Last night, I pulled up my tomato plants. The growing season is winding down as the autumn chill creeps in. That chill coupled with the East Coast deluge a few weeks back mostly put an end to tomato season and peppers will follow shortly. And while greens, squash, and roots are all abundant, for the first time in months, my fridge holds a manageable amount of produce. It’s nice to have a little calm.
I’ve been preparing in my own way for cold weather. I made a giant vat of chicken stock and a smaller one of vegetable broth the other day (16 quarts, people). We’ve been bolstering our pantry with grains, fresh spices, pickles, and canned tomatoes.
Canned tomatoes, in particular are a staple of mine in cold winter months. I always put up some on my own, but my garden is geared toward slicing tomatoes rather than canners, so preserving at home means buying huge box of paste tomatoes and spending a few weekend afternoons in the kitchen. Altogether, it’s an inefficient process and I supplement with store-bought to get through the winter. Sometimes, I skimp and get the cheapest ones available, but a few weeks back, I flew out to California’s Sacramento Valley to tour the Muir Glen tomato fields, cannery, and compost facility and came back convinced of something I already knew in my heart: using quality canned tomatoes makes a big difference.
In California, I walked the fields and watched a tomato harvest at the historic Rancho Llano Seco, near Chico, and tasted the Muir Glen tomatoes right there in the field. Later, I toured the cannery and saw how quickly freshly picked tomatoes are steam peeled, processed, and canned. Seeing the care with which Muir Glen’s tomatoes are handled and put up, I realized that their commitment to quality – each can of Muir Glen has six organic tomatoes in it, and many varieties are robust and flavorful enough to eat right out of the can – made a convert out of me. A good tomato sauce or soup starts with good tomatoes and it’s worth seeking out a quality product like Muir Glen.

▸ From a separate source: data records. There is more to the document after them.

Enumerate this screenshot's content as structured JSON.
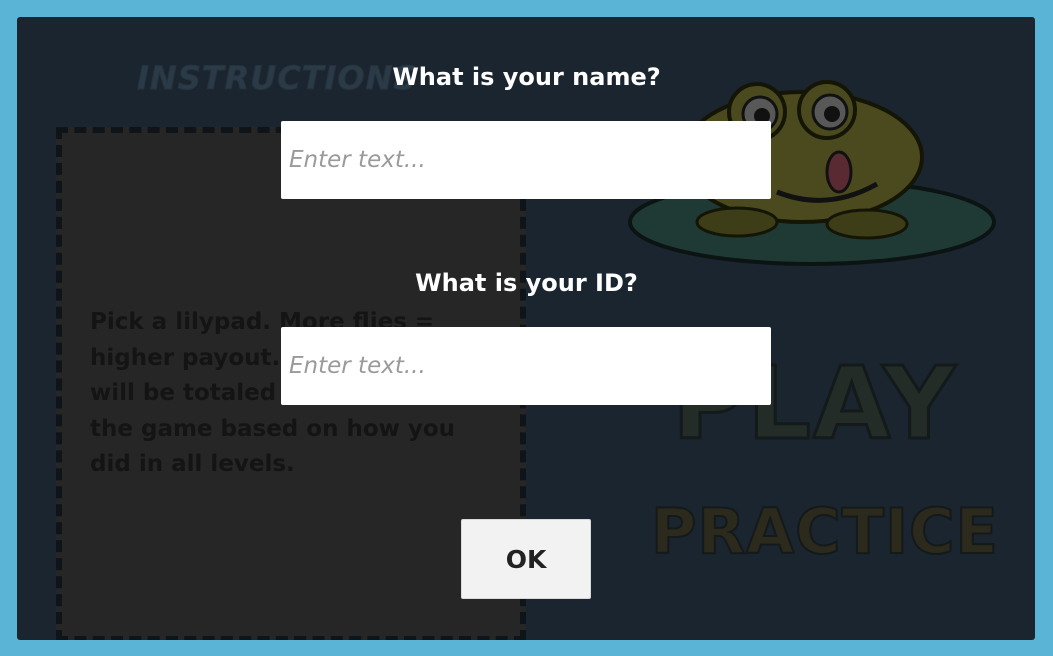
{
  "background_game": {
    "instructions_title": "INSTRUCTIONS",
    "instructions_body": "Pick a lilypad. More flies = higher payout. Your payout will be totaled at the end of the game based on how you did in all levels.",
    "play_label": "PLAY",
    "practice_label": "PRACTICE"
  },
  "dialog": {
    "name_question": "What is your name?",
    "name_placeholder": "Enter text...",
    "id_question": "What is your ID?",
    "id_placeholder": "Enter text...",
    "ok_label": "OK"
  },
  "colors": {
    "page_background": "#5ab4d6",
    "panel_background": "#1a2530",
    "input_background": "#ffffff",
    "button_background": "#f2f2f2"
  }
}
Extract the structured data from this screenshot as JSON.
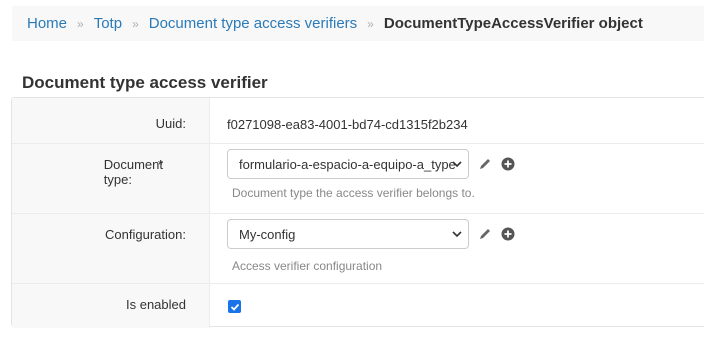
{
  "breadcrumbs": {
    "items": [
      "Home",
      "Totp",
      "Document type access verifiers"
    ],
    "separator": "»",
    "current": "DocumentTypeAccessVerifier object"
  },
  "section": {
    "title": "Document type access verifier"
  },
  "fields": {
    "uuid": {
      "label": "Uuid:",
      "value": "f0271098-ea83-4001-bd74-cd1315f2b234"
    },
    "document_type": {
      "label": "Document type:",
      "required_mark": "*",
      "selected": "formulario-a-espacio-a-equipo-a_type",
      "help": "Document type the access verifier belongs to.",
      "icons": [
        "pencil-icon",
        "plus-circle-icon"
      ]
    },
    "configuration": {
      "label": "Configuration:",
      "selected": "My-config",
      "help": "Access verifier configuration",
      "icons": [
        "pencil-icon",
        "plus-circle-icon"
      ]
    },
    "is_enabled": {
      "label": "Is enabled",
      "checked": true
    }
  },
  "colors": {
    "link": "#2a7ab8",
    "checkbox": "#1a73e8",
    "label_bg": "#f8f8f8"
  }
}
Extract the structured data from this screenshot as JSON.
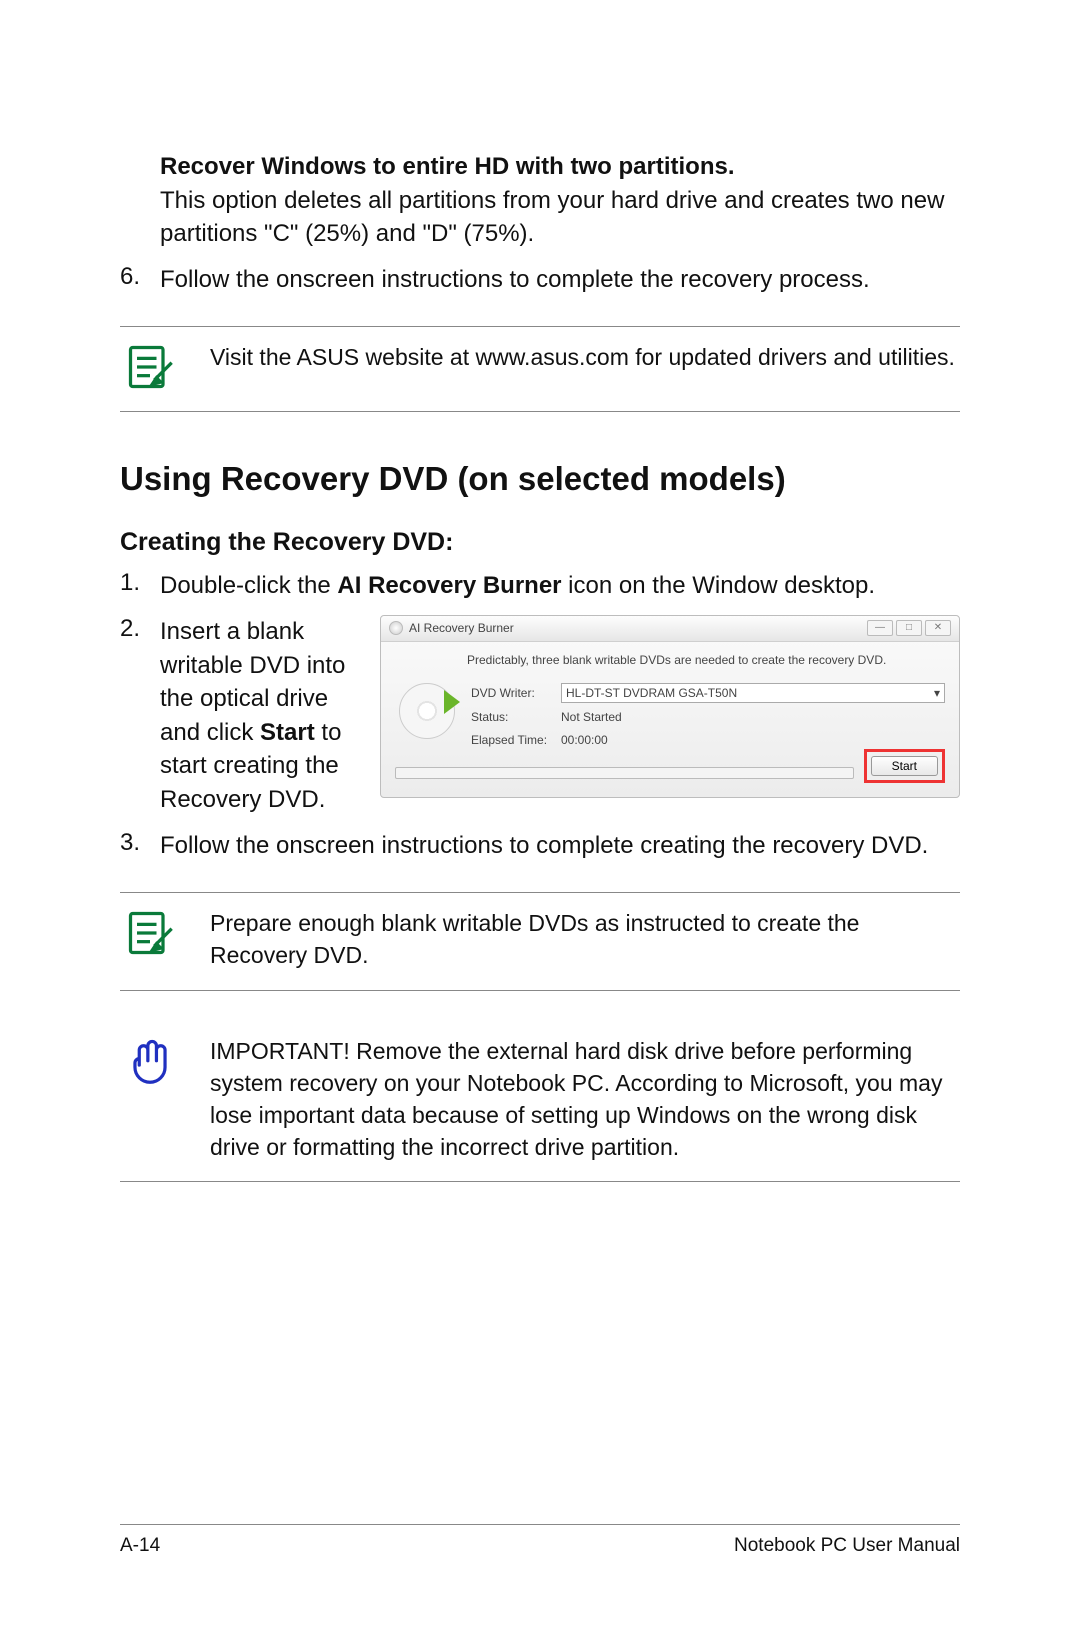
{
  "section_intro": {
    "heading": "Recover Windows to entire HD with two partitions.",
    "body": "This option deletes all partitions from your hard drive and creates two new partitions \"C\" (25%) and \"D\" (75%)."
  },
  "step6": {
    "num": "6.",
    "text": "Follow the onscreen instructions to complete the recovery process."
  },
  "note1": "Visit the ASUS website at www.asus.com for updated drivers and utilities.",
  "main_heading": "Using Recovery DVD (on selected models)",
  "sub_heading": "Creating the Recovery DVD:",
  "step1": {
    "num": "1.",
    "pre": "Double-click the ",
    "bold": "AI Recovery Burner",
    "post": " icon on the Window desktop."
  },
  "step2": {
    "num": "2.",
    "pre": "Insert a blank writable DVD into the optical drive and click ",
    "bold": "Start",
    "post": " to start creating the Recovery DVD."
  },
  "step3": {
    "num": "3.",
    "text": "Follow the onscreen instructions to complete creating the recovery DVD."
  },
  "note2": "Prepare enough blank writable DVDs as instructed to create the Recovery DVD.",
  "note3": "IMPORTANT! Remove the external hard disk drive before performing system recovery on your Notebook PC. According to Microsoft, you may lose important data because of setting up Windows on the wrong disk drive or formatting the incorrect drive partition.",
  "app": {
    "title": "AI Recovery Burner",
    "hint": "Predictably, three blank writable DVDs are needed to create the recovery DVD.",
    "writer_label": "DVD Writer:",
    "writer_value": "HL-DT-ST DVDRAM GSA-T50N",
    "status_label": "Status:",
    "status_value": "Not Started",
    "elapsed_label": "Elapsed Time:",
    "elapsed_value": "00:00:00",
    "start_label": "Start",
    "win_min": "—",
    "win_max": "□",
    "win_close": "✕"
  },
  "footer": {
    "page": "A-14",
    "title": "Notebook PC User Manual"
  }
}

This red pepper and tomato curry soup plays on a basic tomato soup recipe I turn to again and again – just sautéed onion and garlic, a can of tomatoes, and a cup of stock if you have it, water if you don’t. This recipe takes cues from that one, but elevates things substantially. First, red peppers are roasted until yielding and smoky. These get blended with fire-roasted tomatoes and vegetable broth, stirred into a mixture of garlic and green curry paste, and simmered until perfect. Just before serving, the soup gets a pour of coconut milk, lending some sweetness and balance to the bright acidity of the tomatoes.
- 4 medium red peppers
- 1 red onion
- 2 cups vegetable broth, divided (homemade or low-sodium)
- 1 28-ounce can Muir Glen Crushed Fire Roasted Tomatoes
- 2 tablespoons extra virgin olive oil
- 5 cloves garlic, smashed and minced
- 3 tablespoons green curry paste
- sea salt
- 2 tablespoons minced jalapeno
- juice of 1 lime
- 1 1/4 cup full-fat coconut milk, well shaken and warmed
- Turn broiler to high heat.
- Trim roots from the onion, taking care to leave core intact. Trim top, peel, and cut onion into eights. Arrange on a rimmed baking sheet with whole red peppers. Slide under broiler. Onions should be cooked until soft and the edges have browned. Checking every four minutes, use tongs to turn peppers so that all sides blacken. Set cooked peppers in a paper bag, seal, and let peppers steam for 10 minutes. Under cold running water, peel off blackened skin, and remove core and seeds. Pat peppers dry; rough chop.
- In the pitcher of a blender, combine chopped roasted peppers, roasted onions, canned tomatoes, and 1 cup broth. Pulse until mixture is nicely broken down, but still has a chunky texture.
- Meanwhile, heat olive oil over medium heat in a generous soup pot. Add garlic and a generous pinch sea salt, and cook for 1 minute. Stir in curry paste, followed by 1 cup vegetable broth. Next, carefully pour in the blended soup. Bring mixture just to a boil, then turn heat down to a gently bubbling simmer and cook for 20 minutes, stirring occasionally. Taste and add sea salt as needed. When there are about 5 minutes left, add minced jalapeño and lime juice.
- Ladle into bowls. Pour several tablespoons warmed coconut milk into each bowl. Serve immediately.
Disclosure: Muir Glen paid for my trip to California and provided me with canned tomatoes. No other compensation was provided for this post and all opinions expressed are wholly my own. Thanks for supporting the brands that make our work possible!